It’s also fitted with bump and lift sensors. That means that when it’s running it will stop and turn around if it bumps into an obstacle and if lifted it shuts down immediately (and entirely) and needs a PIN to re-start. It will sound an alarm, too, and let you know via the app that it has been tampered with.
Although robot mowers are now gradually starting to take off in the UK - with many Johnny-come-lately brands available in recent years - Husqvarna is some something of veteran, so you get to benefit from the refinement and expertise that comes from more than 20 years of continuous development.
And here’s something that may surprise you - in spite of the Swedish name - this is a product that’s made in the UK, with more than one million Automowers rolling out of the factory in County Durham since 2006.
Should I buy one?
Like Honda’s top-spec Miimo, this isn’t a cheap robot mower, but it is one that makes good financial sense for those with larger gardens. In fact, it’s a tough call between this and Honda’s Miimo - both cut well and can be left to just get on with the job. The Automower 450X is more expensive, but can cut a larger area, plus GPS is a definite bonus when it comes to navigating its way around the garden - and gives additional peace of mind with security.
The £3200 price tag may make it look like an extravagance, but if your garden is large enough to justify buying a robot lawn mower of this spec, then you’re probably in the market for a ride-on. Husqvarna’s cheapest model at the time of this review is the R112 C, which starts at £2900 - just £300 less than the Automower 450X.
Yet, once fuel (£50-80 per year, against £12-£15 to charge the 450X) and higher servicing costs are taken into account, the Automower makes a convincing case for itself on costs alone. Even more so if you employ a gardener to cut the lawn and/or have solar panels providing the electricity.
The Automower 450X did not put a foot (or wheel) wrong during its test. From the moment it was set up, it was faultless. The results are impressive, too. If you’re away from home a lot, or simply don’t like mowing the grass, then this is for you.
Once set up, you can simply forget about it (it kept the grass trimmed while we were away on holiday with no complaints) and you quickly start to take a perfectly cut lawn for granted. It does take a bit of a leap of faith. While it’s a similar price to a ride-on, it’s nowhere near as substantial. A ride-on is a large piece of machinery and as a result might look like better value.
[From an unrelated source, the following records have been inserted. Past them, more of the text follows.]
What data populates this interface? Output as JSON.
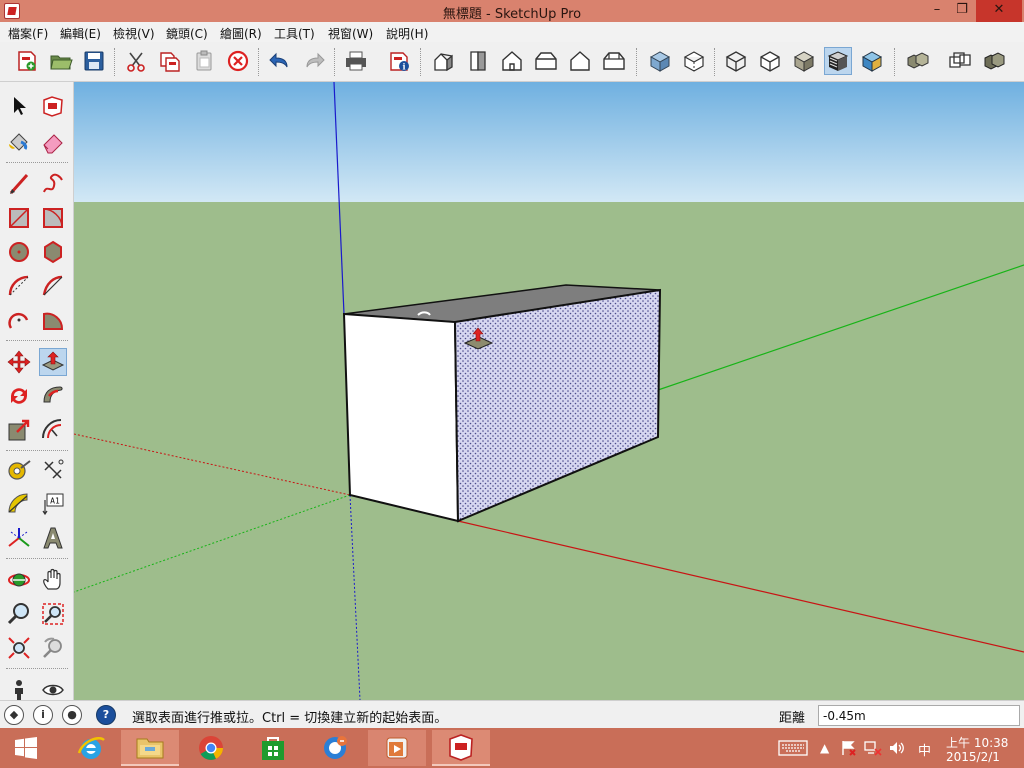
{
  "window": {
    "title": "無標題 - SketchUp Pro",
    "controls": {
      "minimize": "–",
      "maximize": "❐",
      "close": "✕"
    }
  },
  "menu": {
    "items": [
      "檔案(F)",
      "編輯(E)",
      "檢視(V)",
      "鏡頭(C)",
      "繪圖(R)",
      "工具(T)",
      "視窗(W)",
      "說明(H)"
    ]
  },
  "toolbar": {
    "icons": [
      "new-file-icon",
      "open-folder-icon",
      "save-icon",
      "cut-icon",
      "copy-icon",
      "paste-icon",
      "erase-selection-icon",
      "undo-icon",
      "redo-icon",
      "print-icon",
      "model-info-icon",
      "iso-view-icon",
      "top-view-icon",
      "front-view-icon",
      "right-view-icon",
      "back-view-icon",
      "left-view-icon",
      "xray-icon",
      "back-edges-icon",
      "wireframe-icon",
      "hidden-line-icon",
      "shaded-icon",
      "shaded-textures-icon",
      "monochrome-icon",
      "components-icon",
      "groups-icon",
      "solid-tools-icon"
    ]
  },
  "toolbox": {
    "tools": [
      "select-icon",
      "make-component-icon",
      "paint-bucket-icon",
      "eraser-icon",
      "line-icon",
      "freehand-icon",
      "rectangle-icon",
      "rotated-rectangle-icon",
      "circle-icon",
      "polygon-icon",
      "arc-icon",
      "two-point-arc-icon",
      "three-point-arc-icon",
      "pie-icon",
      "move-icon",
      "push-pull-icon",
      "rotate-icon",
      "follow-me-icon",
      "scale-icon",
      "offset-icon",
      "tape-measure-icon",
      "dimension-icon",
      "protractor-icon",
      "text-icon",
      "axes-icon",
      "3d-text-icon",
      "orbit-icon",
      "pan-icon",
      "zoom-icon",
      "zoom-window-icon",
      "zoom-extents-icon",
      "previous-view-icon",
      "position-camera-icon",
      "look-around-icon"
    ],
    "text_tool_label": "A1",
    "active_tool": "push-pull-icon"
  },
  "statusbar": {
    "hint": "選取表面進行推或拉。Ctrl = 切換建立新的起始表面。",
    "measure_label": "距離",
    "measure_value": "-0.45m",
    "help_glyph": "?",
    "info_glyph": "i"
  },
  "taskbar": {
    "apps": [
      "windows-start-icon",
      "internet-explorer-icon",
      "file-explorer-icon",
      "chrome-icon",
      "store-icon",
      "messenger-icon",
      "media-player-icon",
      "sketchup-icon"
    ],
    "tray": {
      "ime": "中",
      "time": "上午 10:38",
      "date": "2015/2/1"
    }
  },
  "colors": {
    "sky": "#9fcde8",
    "ground": "#9ebd8c",
    "axis_red": "#c81414",
    "axis_green": "#17b417",
    "axis_blue": "#1a1acc",
    "taskbar": "#c96e58",
    "titlebar": "#d9826e"
  }
}
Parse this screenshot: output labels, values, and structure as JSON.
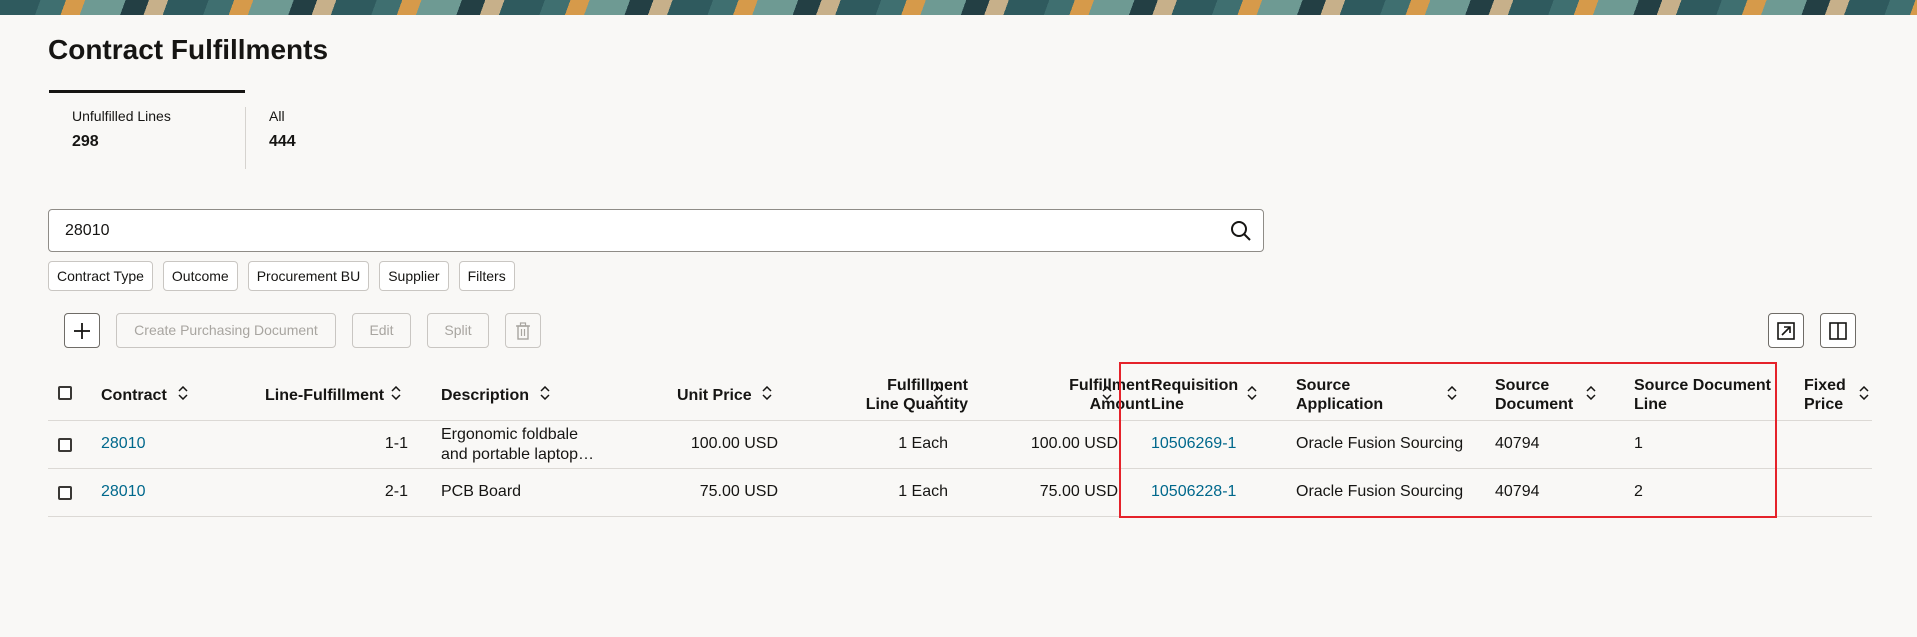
{
  "page": {
    "title": "Contract Fulfillments"
  },
  "tabs": [
    {
      "label": "Unfulfilled Lines",
      "count": "298"
    },
    {
      "label": "All",
      "count": "444"
    }
  ],
  "search": {
    "value": "28010"
  },
  "filters": [
    "Contract Type",
    "Outcome",
    "Procurement BU",
    "Supplier",
    "Filters"
  ],
  "toolbar": {
    "create_label": "Create Purchasing Document",
    "edit_label": "Edit",
    "split_label": "Split"
  },
  "table": {
    "columns": {
      "contract": "Contract",
      "line_fulfillment": "Line-Fulfillment",
      "description": "Description",
      "unit_price": "Unit Price",
      "fulfillment_qty_1": "Fulfillment",
      "fulfillment_qty_2": "Line Quantity",
      "fulfillment_amt_1": "Fulfillment",
      "fulfillment_amt_2": "Amount",
      "req_line_1": "Requisition",
      "req_line_2": "Line",
      "source_app_1": "Source",
      "source_app_2": "Application",
      "source_doc_1": "Source",
      "source_doc_2": "Document",
      "source_doc_line_1": "Source Document",
      "source_doc_line_2": "Line",
      "fixed_price_1": "Fixed",
      "fixed_price_2": "Price"
    },
    "rows": [
      {
        "contract": "28010",
        "line_fulfillment": "1-1",
        "description_1": "Ergonomic foldbale",
        "description_2": "and portable laptop…",
        "unit_price": "100.00 USD",
        "quantity": "1 Each",
        "amount": "100.00 USD",
        "requisition_line": "10506269-1",
        "source_application": "Oracle Fusion Sourcing",
        "source_document": "40794",
        "source_document_line": "1"
      },
      {
        "contract": "28010",
        "line_fulfillment": "2-1",
        "description_1": "PCB Board",
        "unit_price": "75.00 USD",
        "quantity": "1 Each",
        "amount": "75.00 USD",
        "requisition_line": "10506228-1",
        "source_application": "Oracle Fusion Sourcing",
        "source_document": "40794",
        "source_document_line": "2"
      }
    ]
  },
  "colors": {
    "link": "#00688c",
    "highlight": "#e5222a"
  }
}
Don’t let that put you off. The Automower may be modest in size, but it more than makes up for it in performance. Once you’ve made the switch to a robot mower - and this model in particular - it’s very difficult to go back to conventional machines.